Research course

Culture and Evolution

Institution
Brunel University London · Health and Life Sciences
Qualifications
PhD

Entry requirements

The general University entrance requirement for registration for a research degree is normally a First or Upper Second Class Honours degree and additionally, for a PhD, a Master’s degree or equivalent. All international students must show evidence that they meet the English requirement for their course of study: IELTS 7.0 (with no less than 6.0 in any section). This applies even if English is the native language of your home country. An appropriate level of English language competence is also expected as listed below. Applicants may also be required to attend compulsory in-sessional English language support. The Senate reserves the right to assess the eligibility of applicants on an individual basis. Potential research students are encouraged to contact members of staff in the area of interest to receive guidance on how to focus the research proposal. Entry criteria are subject to review and change each academic year.

Months of entry

January, December, November, October, August, July, June, May, April, March, February

Course content

Research students are welcomed to Brunel as valued members of our thriving, research-intensive community. A research degree provides the opportunity to investigate a topic in depth, and contribute new knowledge to your discipline. A PhD involves demonstrating through original research or other advanced scholarship the creation and interpretation of new knowledge, a systematic acquisition and understanding of a substantial body of knowledge at the forefront of an academic discipline or professional practice, the ability to conceptualise, design and implement a project for the general of new knowledge, applications or understanding at the forefront of the discipline.

Both full-time (3 years) and part-time (6 years) study routes are available.

Find out more about Research Degrees at Brunel.

Research profile
Research in the area of Culture and Evolution focuses on cultural variation in, and evolutionary origins of, psychology and behaviour – integration of proximate and ultimate perspectives, across levels of analysis from individual biology and personality, through group and social processes to the broader culture.

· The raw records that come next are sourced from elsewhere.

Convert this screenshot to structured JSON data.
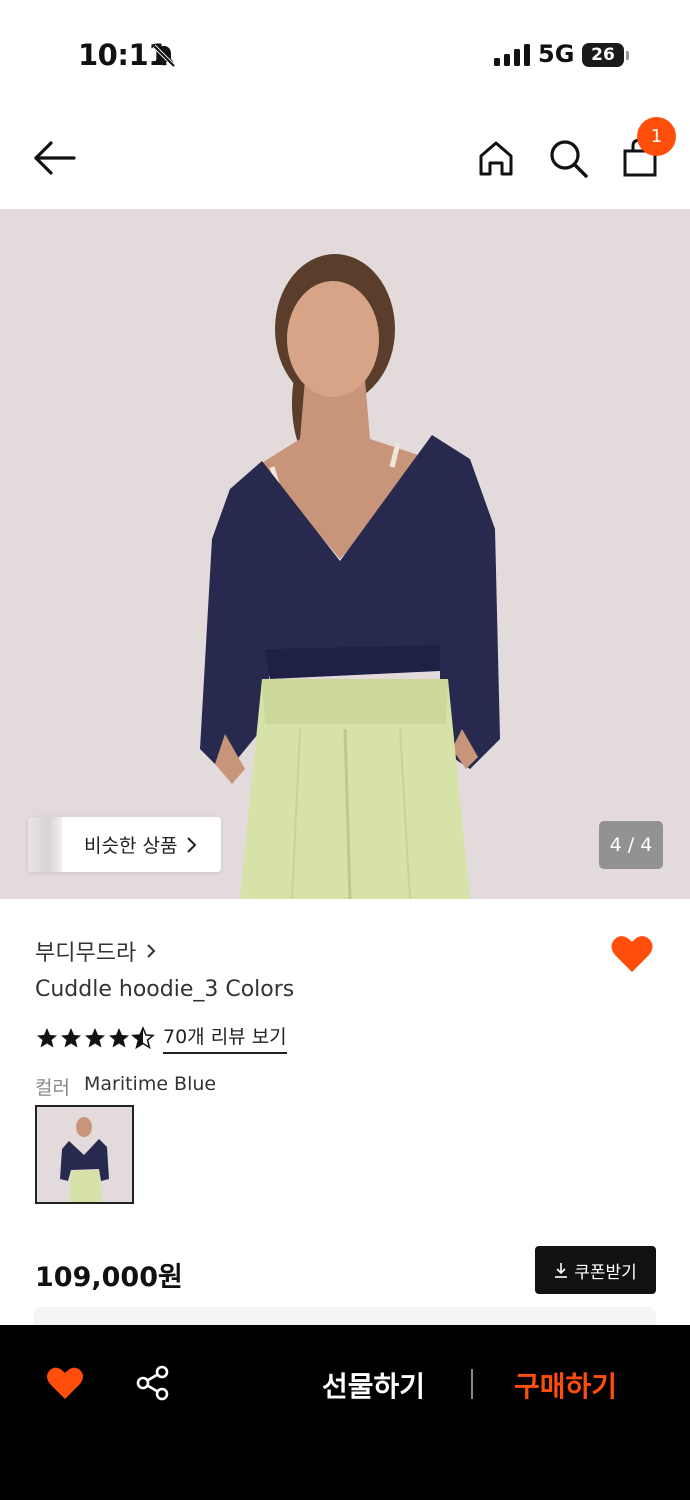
{
  "status_bar": {
    "time": "10:11",
    "network": "5G",
    "battery": "26"
  },
  "header": {
    "cart_count": "1"
  },
  "hero": {
    "similar_label": "비슷한 상품",
    "page_indicator": "4 / 4"
  },
  "product": {
    "brand": "부디무드라",
    "title": "Cuddle hoodie_3 Colors",
    "rating": 4.5,
    "review_link": "70개 리뷰 보기",
    "color_label": "컬러",
    "color_value": "Maritime Blue",
    "price": "109,000원",
    "coupon_label": "쿠폰받기"
  },
  "bottom_bar": {
    "gift_label": "선물하기",
    "buy_label": "구매하기"
  },
  "colors": {
    "accent": "#ff4e0b",
    "dark": "#111111",
    "hero_bg": "#e3dadc",
    "hoodie": "#27294f",
    "pants": "#d7e2a8"
  },
  "icons": [
    "bell-off-icon",
    "signal-icon",
    "back-arrow-icon",
    "home-icon",
    "search-icon",
    "shopping-bag-icon",
    "chevron-right-icon",
    "heart-icon",
    "star-icon",
    "download-icon",
    "share-icon"
  ]
}
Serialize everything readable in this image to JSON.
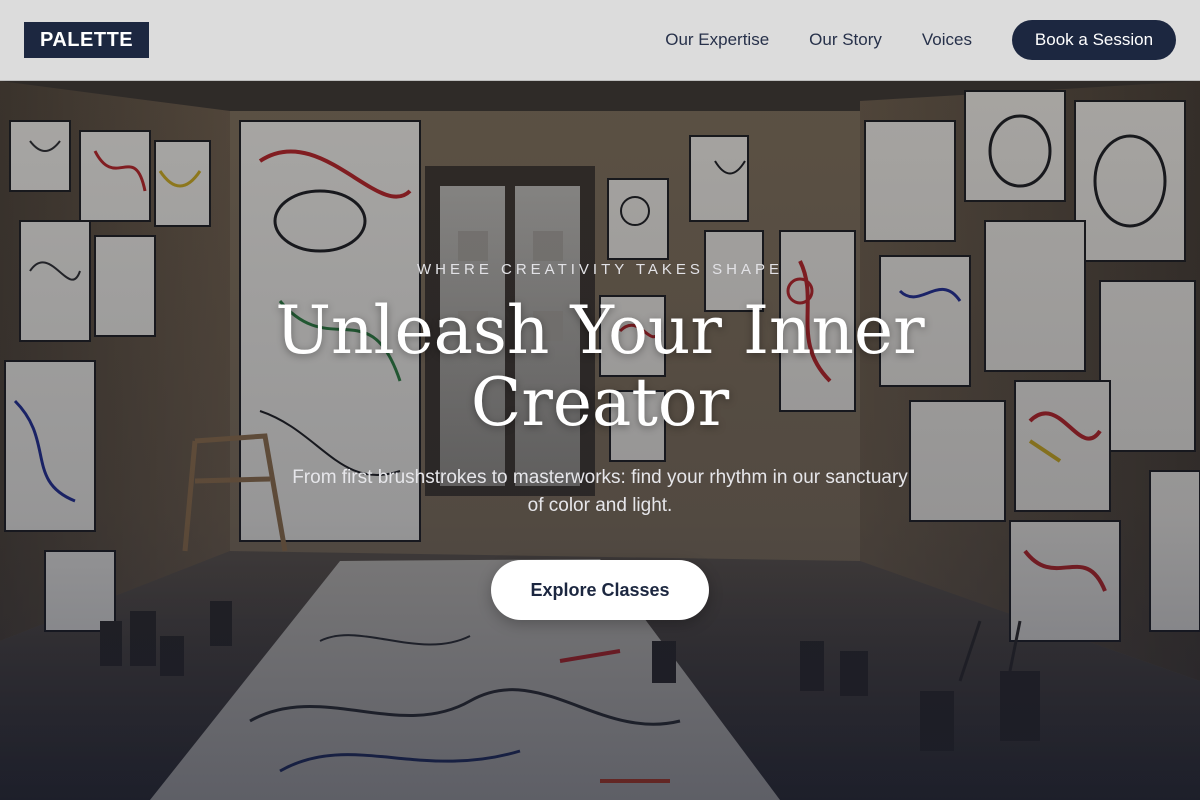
{
  "header": {
    "logo": "PALETTE",
    "nav": [
      "Our Expertise",
      "Our Story",
      "Voices"
    ],
    "cta_label": "Book a Session"
  },
  "hero": {
    "eyebrow": "WHERE CREATIVITY TAKES SHAPE",
    "headline": "Unleash Your Inner Creator",
    "subtext": "From first brushstrokes to masterworks: find your rhythm in our sanctuary of color and light.",
    "cta_label": "Explore Classes",
    "background_image": "art-studio-room-photo"
  },
  "colors": {
    "navy": "#1c2740",
    "header_bg": "#dcdcdc",
    "white": "#ffffff"
  }
}
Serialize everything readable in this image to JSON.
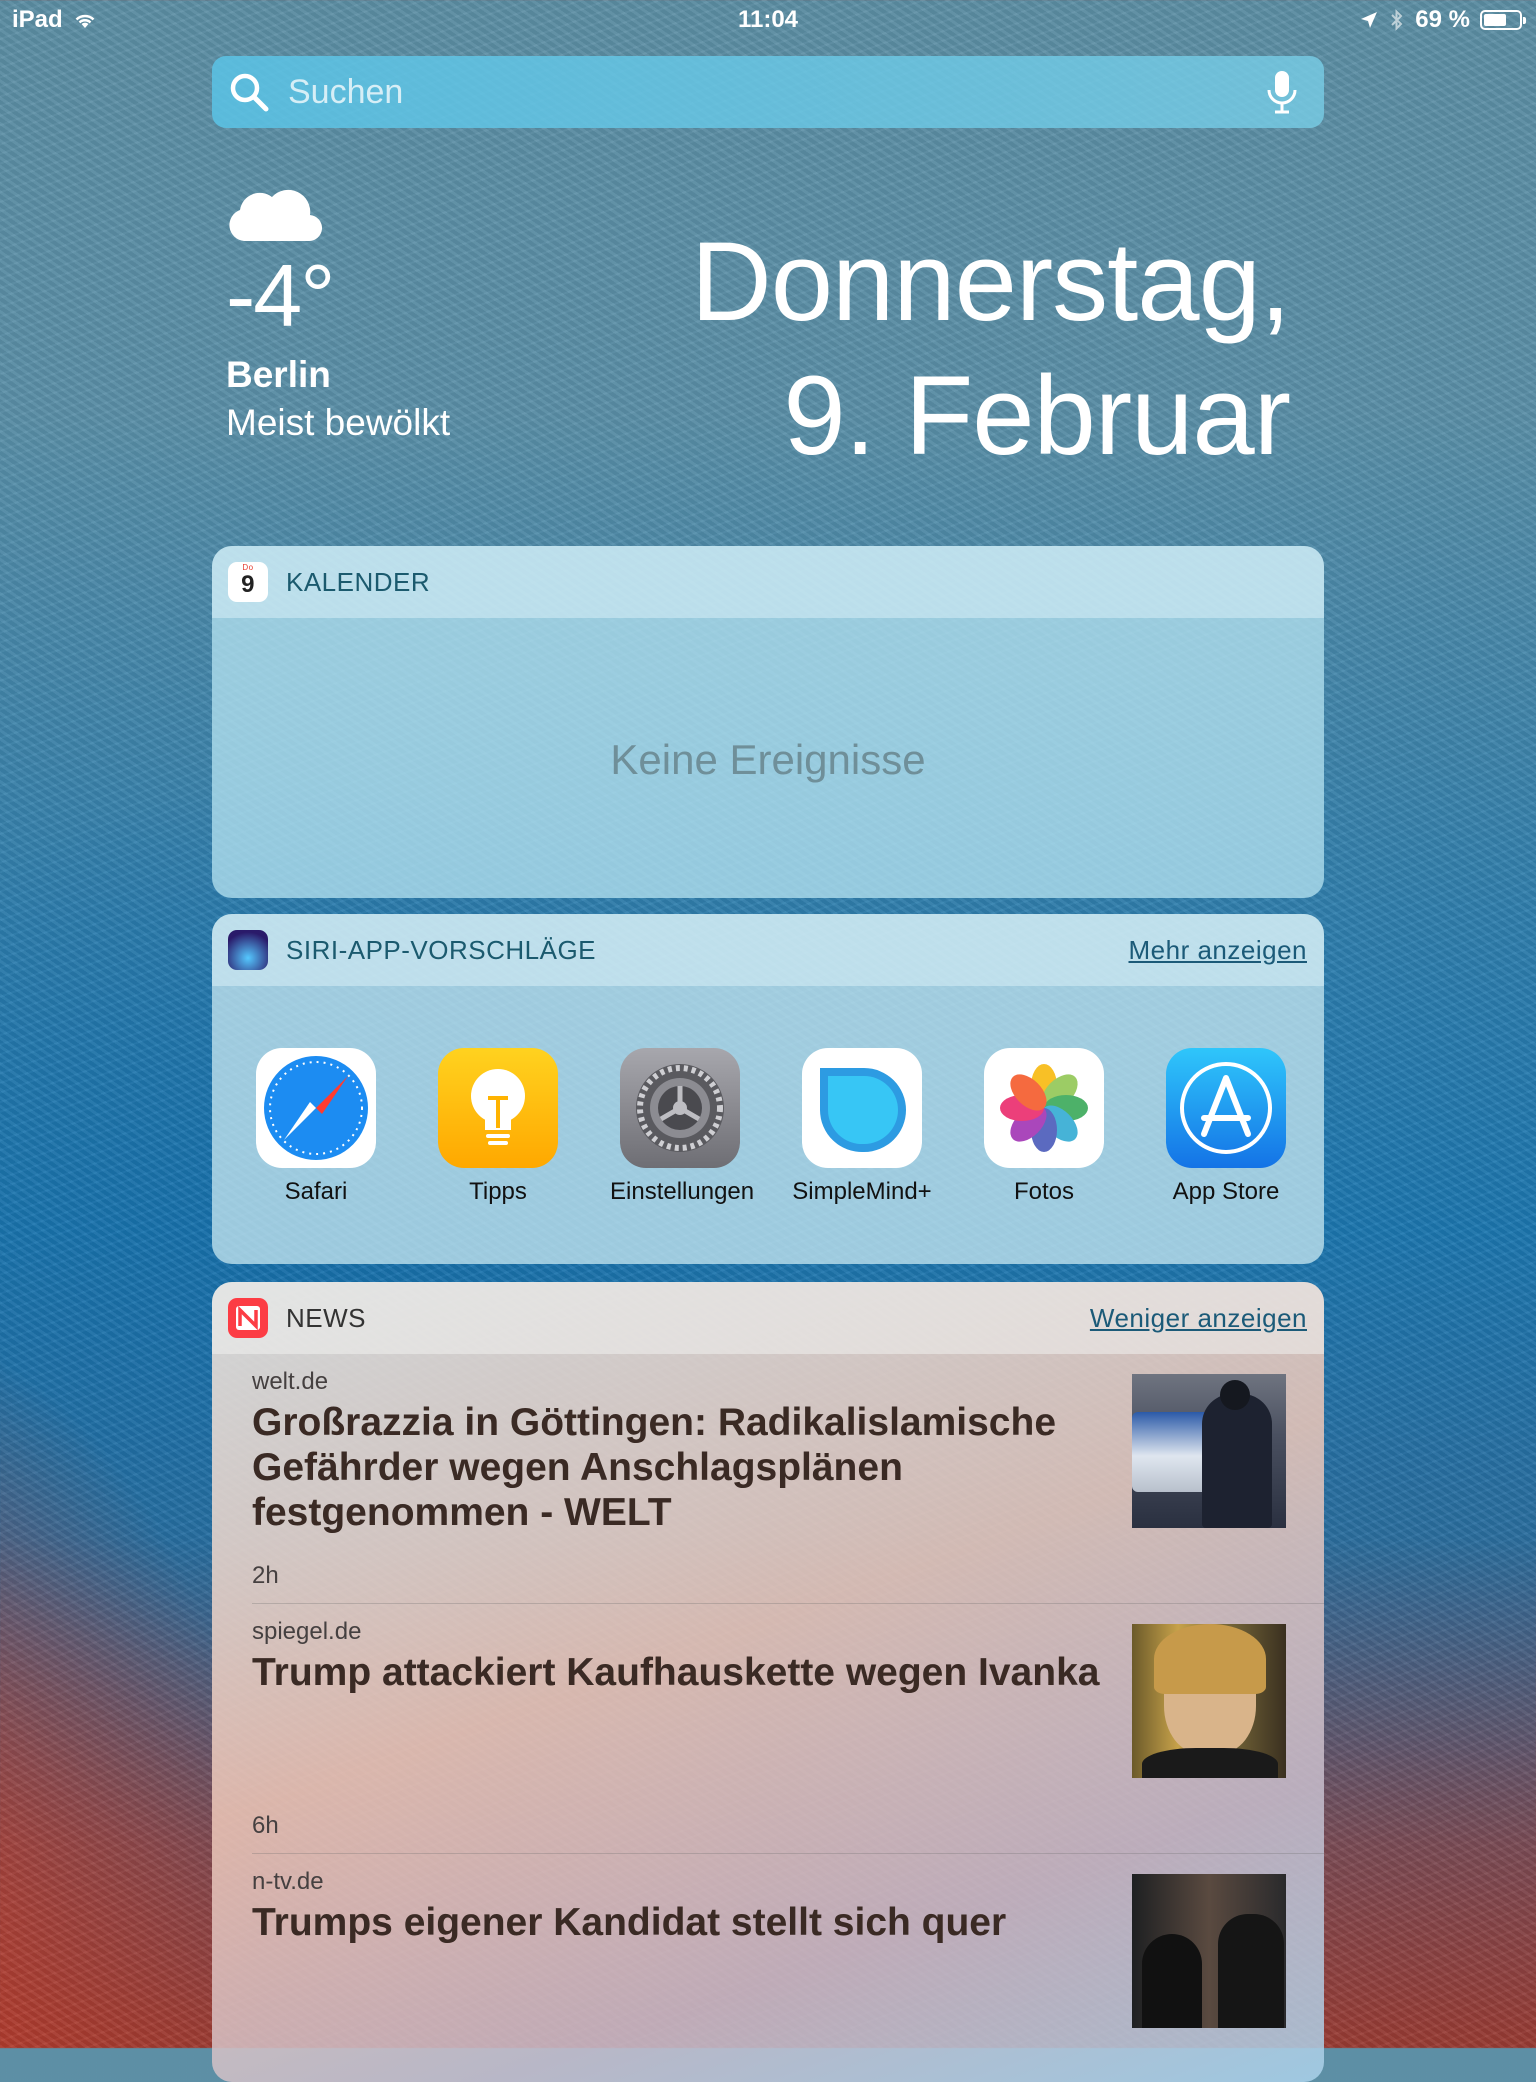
{
  "status_bar": {
    "device": "iPad",
    "time": "11:04",
    "battery_percent": "69 %",
    "battery_level": 0.69
  },
  "search": {
    "placeholder": "Suchen"
  },
  "weather": {
    "temperature": "-4°",
    "city": "Berlin",
    "condition": "Meist bewölkt",
    "icon": "cloud-icon"
  },
  "date": {
    "weekday": "Donnerstag,",
    "day_month": "9. Februar"
  },
  "calendar_widget": {
    "title": "KALENDER",
    "icon_day": "Do",
    "icon_date": "9",
    "empty_text": "Keine Ereignisse"
  },
  "siri_widget": {
    "title": "SIRI-APP-VORSCHLÄGE",
    "more_label": "Mehr anzeigen",
    "apps": [
      {
        "label": "Safari"
      },
      {
        "label": "Tipps"
      },
      {
        "label": "Einstellungen"
      },
      {
        "label": "SimpleMind+"
      },
      {
        "label": "Fotos"
      },
      {
        "label": "App Store"
      }
    ]
  },
  "news_widget": {
    "title": "NEWS",
    "less_label": "Weniger anzeigen",
    "items": [
      {
        "source": "welt.de",
        "headline": "Großrazzia in Göttingen: Radikalislamische Gefährder wegen Anschlagsplänen festgenommen - WELT",
        "age": "2h"
      },
      {
        "source": "spiegel.de",
        "headline": "Trump attackiert Kaufhauskette wegen Ivanka",
        "age": "6h"
      },
      {
        "source": "n-tv.de",
        "headline": "Trumps eigener Kandidat stellt sich quer",
        "age": ""
      }
    ]
  },
  "colors": {
    "accent_link": "#1b5a78",
    "widget_title": "#1b5a6e",
    "headline": "#3a2a24"
  }
}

Our research brings together outstanding evolutionary, cross-cultural and other psychologists and will include evolutionary approaches to human psychology such as human behavioural ecology categorised in these three strands:
  • Relationships – E.g. interpersonal attraction and mate choice, relationship maintenance and satisfaction, jealousy etc. Also intergroup relations (between cultures and ethnic groups).
  • Morality – E.g. what is considered right and wrong, political beliefs, views on resource distribution etc.
  • Conflict & Cooperation – E.g. interpersonal and intergroup, sexual conflict and intrasexual competition, sources of conflict such as inequality etc.
Some more specific examples of topics emphasised by CCE researchers—all relevant to at least one of the above themes—are listed below, followed by the names of CCE members conducting research in each topic.
  • Attitudes towards, and behavioral consequences of, inequality (Clark, Pound, Price, Scott)
  • Close personal relationships (Gaines, Marshall)
  • Community and wellbeing (Launay, Price)
  • Competitiveness and risk-taking among males (Pound)
  • Cooperation within groups, including between leaders and followers (Price, Scott)
  • Cultural variation in prosocial behaviours (Imada)
  • Emotions in social relationships, such as jealousy (Imada, Marshall, Schuetzwohl)
  • Impact of social media on relationships (Marshall)
  • Music, singing, and social bonding (Launay)
  • Physical and physiological (e.g. gait, muscularity, hormonal) predictors of social and moral attitudes (Clark, Pound, Price)
  • Physical attractiveness, mate preferences and mating strategies (Clark, Pound, Price, Scott)
  • Relationship of facial morphology to political and moral attitudes (Pound, Scott)
  • Relevance of ethnicity in personal relationships (Gaines)
Find out more

Information for international students

English Language Requirements: IELTS: 7 (min 6 in all areas); Pearson: 64 (51 in all subscores); BrunELT: 70% (min 60% in all areas).

Qualification and course duration

PhD

part time
72 months
full time
36 months

Course contact details

Name
College of Health and Life Sciences
Email
chls-pgr-office@brunel.ac.uk
Phone
+44 (0) 1895 268161